Stored items
▶
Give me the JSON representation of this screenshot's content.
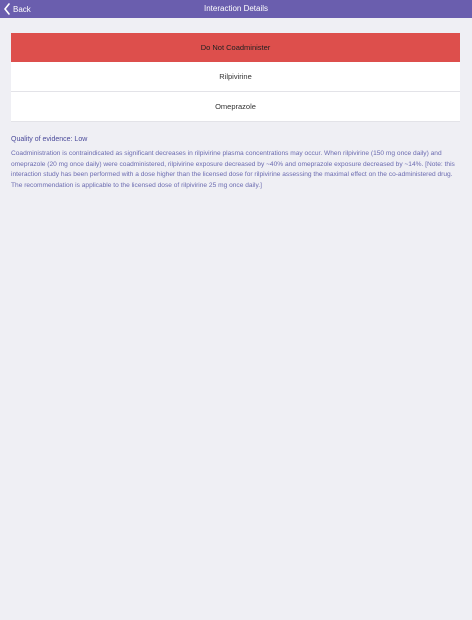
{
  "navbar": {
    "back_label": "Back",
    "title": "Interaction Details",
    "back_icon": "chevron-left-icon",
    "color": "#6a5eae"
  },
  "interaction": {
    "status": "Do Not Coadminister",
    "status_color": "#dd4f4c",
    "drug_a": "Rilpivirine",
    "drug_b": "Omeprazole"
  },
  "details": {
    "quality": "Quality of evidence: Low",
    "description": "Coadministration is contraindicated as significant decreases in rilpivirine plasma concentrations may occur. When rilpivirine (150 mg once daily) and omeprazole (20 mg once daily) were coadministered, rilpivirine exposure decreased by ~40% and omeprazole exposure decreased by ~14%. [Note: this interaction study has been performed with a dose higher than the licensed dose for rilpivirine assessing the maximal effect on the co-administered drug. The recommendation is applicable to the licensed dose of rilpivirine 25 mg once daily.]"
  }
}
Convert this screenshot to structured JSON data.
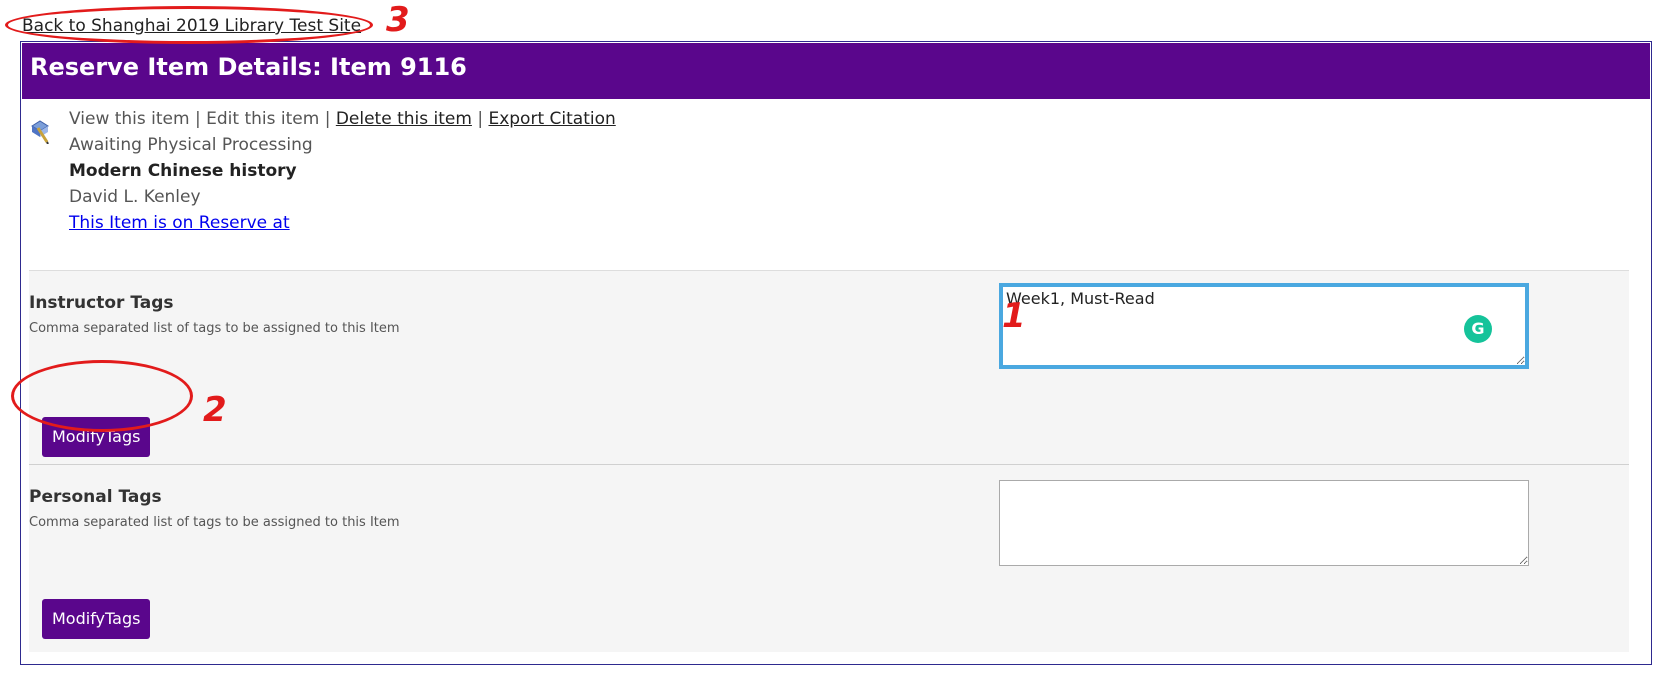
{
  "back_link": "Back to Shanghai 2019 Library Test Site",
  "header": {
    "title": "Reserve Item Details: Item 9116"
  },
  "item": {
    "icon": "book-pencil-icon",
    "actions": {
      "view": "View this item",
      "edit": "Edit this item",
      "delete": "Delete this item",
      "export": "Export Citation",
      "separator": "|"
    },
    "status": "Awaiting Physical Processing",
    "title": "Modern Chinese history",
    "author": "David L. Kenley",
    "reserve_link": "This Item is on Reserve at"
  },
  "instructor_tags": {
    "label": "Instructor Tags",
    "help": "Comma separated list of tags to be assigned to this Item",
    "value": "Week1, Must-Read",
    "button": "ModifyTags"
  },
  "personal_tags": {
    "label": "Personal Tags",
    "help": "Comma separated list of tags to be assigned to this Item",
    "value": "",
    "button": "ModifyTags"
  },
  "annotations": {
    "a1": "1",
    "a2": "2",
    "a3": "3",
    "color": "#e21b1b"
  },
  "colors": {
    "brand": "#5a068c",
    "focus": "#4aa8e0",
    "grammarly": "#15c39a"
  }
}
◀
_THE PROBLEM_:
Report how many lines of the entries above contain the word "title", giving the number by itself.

_TASK SOLUTION_:
3